Notice that unlike the phosphorus in PCl5, only three of the five hybrid orbitals are half-filled while the two are accommodating the lone pairs.
We can also see this by drawing the Lewis structure of BrF3:
The central atom has 3 atoms and 2 lone pairs, therefore, the electron geometry is trigonal bipyramidal, while the molecular geometry is T-shaped:
Notice that the lone pair does not go in axial positions (up or down).
The sp3d2 hybridization
Let’s consider the structure of sulfur hexafluoride, SF6. The central atom has six atoms connected, and therefore, it needs six equivalent orbitals, which is achieved by the sp3d2 hybridization.
The electron configuration of sulfur is:
S – 1s22s22p63s23p4
You may look at it and say, it is still similar to the configuration of P and Br that adopted sp3d hybridization, so how is the sulfur going to be sp3d2 and make six bonds? And the difference is that there are two d orbitals mixed with the s and p orbitals thus making six hybrid orbitals each hosting one electron:
There are six sp3d2 half-filled orbitals of the S atom and each overlaps with a half-filled 2p orbital of an F atom.
As for the geometry, the central atom has 6 atoms connected to it, and no lone pairs, therefore, both geometries are octahedral:
To summarize the key concepts about the hybridization of atomic orbitals, remember that the hybridization theory helps explain the geometry of molecules.

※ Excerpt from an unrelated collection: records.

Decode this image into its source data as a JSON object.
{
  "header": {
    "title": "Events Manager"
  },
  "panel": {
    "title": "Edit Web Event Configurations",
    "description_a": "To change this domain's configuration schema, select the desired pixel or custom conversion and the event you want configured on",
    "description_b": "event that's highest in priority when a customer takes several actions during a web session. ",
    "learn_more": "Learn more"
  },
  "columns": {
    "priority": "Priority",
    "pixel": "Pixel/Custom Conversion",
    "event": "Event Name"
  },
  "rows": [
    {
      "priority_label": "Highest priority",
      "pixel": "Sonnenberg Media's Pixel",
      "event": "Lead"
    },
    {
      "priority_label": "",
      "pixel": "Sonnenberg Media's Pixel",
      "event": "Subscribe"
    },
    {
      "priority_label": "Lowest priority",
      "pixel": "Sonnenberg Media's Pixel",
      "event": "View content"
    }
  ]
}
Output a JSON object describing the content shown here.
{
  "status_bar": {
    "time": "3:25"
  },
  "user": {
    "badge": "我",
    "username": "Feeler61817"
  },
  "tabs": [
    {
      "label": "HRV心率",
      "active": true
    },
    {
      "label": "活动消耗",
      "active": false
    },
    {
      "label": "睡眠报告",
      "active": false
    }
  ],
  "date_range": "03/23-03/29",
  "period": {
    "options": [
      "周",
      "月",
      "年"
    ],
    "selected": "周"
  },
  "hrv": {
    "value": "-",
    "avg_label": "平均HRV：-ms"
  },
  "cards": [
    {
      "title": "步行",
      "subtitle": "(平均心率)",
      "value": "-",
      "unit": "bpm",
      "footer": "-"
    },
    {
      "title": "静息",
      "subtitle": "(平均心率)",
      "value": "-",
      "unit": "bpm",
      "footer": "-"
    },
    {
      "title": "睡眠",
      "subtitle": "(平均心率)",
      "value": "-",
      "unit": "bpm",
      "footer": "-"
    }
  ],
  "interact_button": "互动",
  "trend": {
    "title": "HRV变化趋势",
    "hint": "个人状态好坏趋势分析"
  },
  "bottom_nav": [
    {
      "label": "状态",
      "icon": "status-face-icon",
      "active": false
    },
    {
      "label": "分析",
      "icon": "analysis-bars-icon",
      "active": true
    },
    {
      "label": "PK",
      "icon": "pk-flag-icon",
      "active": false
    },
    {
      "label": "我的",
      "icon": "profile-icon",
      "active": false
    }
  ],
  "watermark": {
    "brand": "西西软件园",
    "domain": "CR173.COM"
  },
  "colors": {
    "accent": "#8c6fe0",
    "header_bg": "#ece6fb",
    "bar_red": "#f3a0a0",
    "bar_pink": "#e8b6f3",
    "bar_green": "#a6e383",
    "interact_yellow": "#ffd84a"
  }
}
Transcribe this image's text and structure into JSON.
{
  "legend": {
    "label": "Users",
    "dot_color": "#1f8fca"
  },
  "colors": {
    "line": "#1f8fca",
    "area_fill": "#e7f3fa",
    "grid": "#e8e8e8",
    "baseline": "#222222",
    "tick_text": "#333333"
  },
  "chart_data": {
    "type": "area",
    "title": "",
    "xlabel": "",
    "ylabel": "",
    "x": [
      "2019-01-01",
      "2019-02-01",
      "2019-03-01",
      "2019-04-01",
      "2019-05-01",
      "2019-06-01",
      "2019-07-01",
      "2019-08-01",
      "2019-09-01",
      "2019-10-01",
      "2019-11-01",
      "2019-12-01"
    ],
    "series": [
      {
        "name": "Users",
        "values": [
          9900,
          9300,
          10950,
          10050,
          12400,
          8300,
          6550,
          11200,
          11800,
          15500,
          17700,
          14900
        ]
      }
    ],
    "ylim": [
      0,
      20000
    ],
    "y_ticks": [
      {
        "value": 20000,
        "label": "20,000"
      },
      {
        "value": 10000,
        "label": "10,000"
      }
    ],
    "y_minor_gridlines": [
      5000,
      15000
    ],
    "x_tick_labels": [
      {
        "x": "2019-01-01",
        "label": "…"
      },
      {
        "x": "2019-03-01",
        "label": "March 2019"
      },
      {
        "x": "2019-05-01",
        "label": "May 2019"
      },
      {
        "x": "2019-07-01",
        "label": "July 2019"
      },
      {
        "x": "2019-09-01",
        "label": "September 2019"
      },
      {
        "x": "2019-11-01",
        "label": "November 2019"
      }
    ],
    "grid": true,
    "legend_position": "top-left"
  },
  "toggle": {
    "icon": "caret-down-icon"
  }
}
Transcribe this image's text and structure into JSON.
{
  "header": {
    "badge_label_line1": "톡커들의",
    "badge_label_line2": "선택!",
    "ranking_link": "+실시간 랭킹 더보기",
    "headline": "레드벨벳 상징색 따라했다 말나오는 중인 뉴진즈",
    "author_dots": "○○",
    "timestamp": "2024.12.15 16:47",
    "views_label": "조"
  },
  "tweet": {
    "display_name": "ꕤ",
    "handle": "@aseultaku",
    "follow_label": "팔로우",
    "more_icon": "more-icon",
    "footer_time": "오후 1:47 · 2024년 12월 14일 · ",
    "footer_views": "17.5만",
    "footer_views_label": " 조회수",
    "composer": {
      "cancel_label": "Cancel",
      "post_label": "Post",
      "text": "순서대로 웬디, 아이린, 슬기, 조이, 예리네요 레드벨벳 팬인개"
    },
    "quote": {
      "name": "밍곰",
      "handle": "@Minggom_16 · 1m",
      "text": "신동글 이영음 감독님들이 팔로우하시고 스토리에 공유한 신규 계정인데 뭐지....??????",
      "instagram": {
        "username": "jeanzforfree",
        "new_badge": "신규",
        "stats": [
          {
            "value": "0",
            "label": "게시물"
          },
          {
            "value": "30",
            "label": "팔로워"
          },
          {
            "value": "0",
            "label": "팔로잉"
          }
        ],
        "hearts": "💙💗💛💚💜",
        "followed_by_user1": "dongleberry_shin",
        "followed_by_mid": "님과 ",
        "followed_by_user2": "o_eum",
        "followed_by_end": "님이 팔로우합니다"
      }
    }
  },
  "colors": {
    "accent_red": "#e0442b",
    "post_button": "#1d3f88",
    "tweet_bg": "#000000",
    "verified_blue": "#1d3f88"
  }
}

The type and the shape of hybrid orbitals formed depend on the types of atomic orbitals mixed. What is true for all the hybridizations is that the number of the hybrid orbitals is always equal to the number of orbitals that are mixed.
For those of you taking organic chemistry, you will not need to deal with the hybridizations and geometries for steric number > 4 as carbon can only make four bonds at most. Check the shorter version of this article (and hundreds of other) tailored of the structure of organic molecules.
Determine the hybridization, the electron- and molecular geometry of the following molecules.
|(a) BF3||(b) CH2O||(c) HCN||(d) BeCl2||(e) CH2Cl2|
|(f) SOCl2||(g) SO2||(h) PCl5||(i) XeO4||(j) NCl3|
|(k) SiCl4||(l) SF2||(m) H2S||(n) SO3||(o) COCl2|
|(p) PCl3||(q) OF2||(r) BrF5||(s) N2O||(t) SF6|
|(u) POCl3||(x) XeF2||(y) XeF4||(z) C2H2|
For each marked atom, add any missing lone pairs of electrons to determine the steric number, electron and molecular geometry, approximate bond angles, and the hybridization state.
You can also download the questions as a PDF worksheet to print and work on here.
Determine the hybridization state of each carbon and heteroatom (any atom except C and H) in the following compounds.
Hint: Remember to add any missing lone pairs of electrons where necessary.
- Lewis Dot Symbols
- The Ionic Bond
- The Covalent Bond
- Sigma and Pi Bonds
- Electronegativity and Bond Polarity
- The Octet Rule
- Formal Charges
- Lewis Structures and the Octet Rule
- Lewis Structures Practice Problems
- Resonance Structures
- The VSEPR Model
- VSEPR Theory Practice Problems
- sp, sp2, sp3, sp3d, and sp3d2Hybridization Practice Problems